The AHA admits the link between chronic stress and heart disease is not clear, but we do know that the body reacts to stress by releasing adrenaline, igniting the “fight or flight” response, which includes increasing the heart rate and blood pressure. Chronic stress causes a person to be on “high alert” for long periods of time. That’s got to take a toll on the ticker after a while.

Let’s switch gears and talk about how we can cope with the stress that is pretty much inevitable in our lives. The AHA has some good ideas. Besides the basics of eating better and getting physical activity, they suggest you fight stress with healthy habits. Here are a few they recommend (see their website for the whole list):

  • Remember to laugh – It’s the “best medicine,” and it works for stress, too.
  • Slow down – Plan ahead and give yourself plenty of time to get each task done. This way, you’re not rushing around trying to do everything at once.
  • Practice giving back – Helping others helps you as well.
  • Try not to worry – The world won’t end if you don’t mow your lawn or clean your kitchen today. It will still get done if you do it another time.
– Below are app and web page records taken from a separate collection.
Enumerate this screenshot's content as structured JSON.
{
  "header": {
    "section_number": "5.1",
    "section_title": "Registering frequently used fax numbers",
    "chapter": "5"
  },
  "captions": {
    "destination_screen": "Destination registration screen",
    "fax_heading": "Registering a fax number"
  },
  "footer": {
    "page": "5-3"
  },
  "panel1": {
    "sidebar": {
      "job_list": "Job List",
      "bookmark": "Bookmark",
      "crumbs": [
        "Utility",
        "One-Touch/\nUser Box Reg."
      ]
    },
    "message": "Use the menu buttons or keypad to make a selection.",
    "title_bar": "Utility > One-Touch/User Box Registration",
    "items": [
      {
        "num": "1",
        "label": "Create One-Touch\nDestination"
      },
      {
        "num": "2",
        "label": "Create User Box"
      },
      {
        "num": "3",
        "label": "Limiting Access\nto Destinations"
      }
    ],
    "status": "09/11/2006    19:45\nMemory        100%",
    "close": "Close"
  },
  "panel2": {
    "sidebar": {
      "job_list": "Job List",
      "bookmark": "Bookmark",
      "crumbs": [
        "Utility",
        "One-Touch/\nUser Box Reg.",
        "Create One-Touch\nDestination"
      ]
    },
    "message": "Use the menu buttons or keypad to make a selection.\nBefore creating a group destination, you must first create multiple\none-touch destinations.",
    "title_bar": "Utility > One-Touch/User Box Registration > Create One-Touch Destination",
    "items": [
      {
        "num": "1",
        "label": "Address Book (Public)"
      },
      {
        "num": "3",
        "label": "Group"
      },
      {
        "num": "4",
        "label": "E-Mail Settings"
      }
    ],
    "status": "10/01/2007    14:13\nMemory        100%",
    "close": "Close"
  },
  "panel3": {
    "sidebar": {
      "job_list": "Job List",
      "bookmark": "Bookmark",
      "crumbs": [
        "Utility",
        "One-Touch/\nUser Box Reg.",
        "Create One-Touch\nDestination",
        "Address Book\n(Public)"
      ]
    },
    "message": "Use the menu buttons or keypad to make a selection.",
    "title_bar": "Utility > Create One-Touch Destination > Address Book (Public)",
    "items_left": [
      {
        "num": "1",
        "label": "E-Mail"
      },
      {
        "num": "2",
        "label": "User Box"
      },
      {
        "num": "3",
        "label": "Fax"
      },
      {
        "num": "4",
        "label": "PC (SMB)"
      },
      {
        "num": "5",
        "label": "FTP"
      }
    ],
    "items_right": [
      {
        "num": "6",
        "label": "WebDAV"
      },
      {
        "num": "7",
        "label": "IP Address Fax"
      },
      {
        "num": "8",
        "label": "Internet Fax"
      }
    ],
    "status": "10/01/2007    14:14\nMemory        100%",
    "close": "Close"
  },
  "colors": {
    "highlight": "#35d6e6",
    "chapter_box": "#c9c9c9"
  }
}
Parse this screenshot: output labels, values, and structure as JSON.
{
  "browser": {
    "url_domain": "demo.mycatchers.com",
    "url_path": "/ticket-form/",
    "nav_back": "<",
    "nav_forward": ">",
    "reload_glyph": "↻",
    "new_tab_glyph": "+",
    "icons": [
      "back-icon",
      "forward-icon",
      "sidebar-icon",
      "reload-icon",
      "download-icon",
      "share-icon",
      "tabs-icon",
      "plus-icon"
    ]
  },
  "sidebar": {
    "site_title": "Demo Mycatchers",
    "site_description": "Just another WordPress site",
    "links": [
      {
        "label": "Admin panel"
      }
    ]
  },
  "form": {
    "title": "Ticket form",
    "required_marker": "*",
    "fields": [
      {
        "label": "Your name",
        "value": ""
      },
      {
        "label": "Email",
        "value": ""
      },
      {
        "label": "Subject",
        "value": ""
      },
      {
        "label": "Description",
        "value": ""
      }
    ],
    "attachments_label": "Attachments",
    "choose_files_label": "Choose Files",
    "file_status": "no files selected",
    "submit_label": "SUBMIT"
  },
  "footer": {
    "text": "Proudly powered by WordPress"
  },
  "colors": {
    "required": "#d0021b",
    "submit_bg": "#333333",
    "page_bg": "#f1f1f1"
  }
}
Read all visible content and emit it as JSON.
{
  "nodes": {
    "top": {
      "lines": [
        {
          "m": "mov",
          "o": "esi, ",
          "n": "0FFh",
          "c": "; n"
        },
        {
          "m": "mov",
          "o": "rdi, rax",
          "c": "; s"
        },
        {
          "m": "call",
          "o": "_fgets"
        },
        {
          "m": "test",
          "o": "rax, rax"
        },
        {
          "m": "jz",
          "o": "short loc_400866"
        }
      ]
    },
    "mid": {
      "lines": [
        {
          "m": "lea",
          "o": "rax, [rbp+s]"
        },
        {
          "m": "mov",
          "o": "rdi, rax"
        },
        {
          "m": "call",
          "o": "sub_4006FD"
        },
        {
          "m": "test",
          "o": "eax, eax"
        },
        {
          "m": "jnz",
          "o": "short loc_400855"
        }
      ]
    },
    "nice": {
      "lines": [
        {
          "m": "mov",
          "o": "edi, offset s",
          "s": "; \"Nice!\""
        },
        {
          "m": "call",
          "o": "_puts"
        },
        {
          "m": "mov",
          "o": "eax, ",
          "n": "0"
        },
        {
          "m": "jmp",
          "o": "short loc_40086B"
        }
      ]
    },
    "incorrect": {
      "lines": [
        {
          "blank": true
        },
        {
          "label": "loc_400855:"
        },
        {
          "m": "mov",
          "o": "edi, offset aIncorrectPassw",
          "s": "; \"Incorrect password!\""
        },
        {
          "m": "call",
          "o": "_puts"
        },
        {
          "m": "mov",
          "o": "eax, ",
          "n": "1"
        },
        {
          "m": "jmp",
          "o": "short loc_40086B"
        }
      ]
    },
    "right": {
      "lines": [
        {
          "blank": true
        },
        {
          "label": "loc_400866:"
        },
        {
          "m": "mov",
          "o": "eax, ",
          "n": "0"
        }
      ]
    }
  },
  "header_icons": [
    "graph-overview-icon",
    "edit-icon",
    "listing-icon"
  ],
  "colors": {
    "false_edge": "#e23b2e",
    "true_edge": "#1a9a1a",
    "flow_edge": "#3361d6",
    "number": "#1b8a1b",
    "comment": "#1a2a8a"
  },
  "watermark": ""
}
The AHA also offers some other stress management tools including positive self-talk and daily relaxation tips. If you want more, many community health centers and even some hospitals offer classes on stress management. Certain forms of exercise, such as yoga and Tai Chi, are also good at relaxing the mind and body and relieving stress.

While we don’t fully understand the link between stress and heart disease, we do know that stress, especially chronic stress, takes a terrible toll on our bodies, leading to emotional and physical responses. Often, we deal with chronic stress by engaging in negative behaviors: We eat too much, we drink too much, and we rush around in a panic and ignore the gym.

Determining the cause of our stress, recognizing our responding behaviors and making some healthy adjustments are essential to managing stress in our lives. Pay attention, and give your heart a lucky break!

Page 1 of 1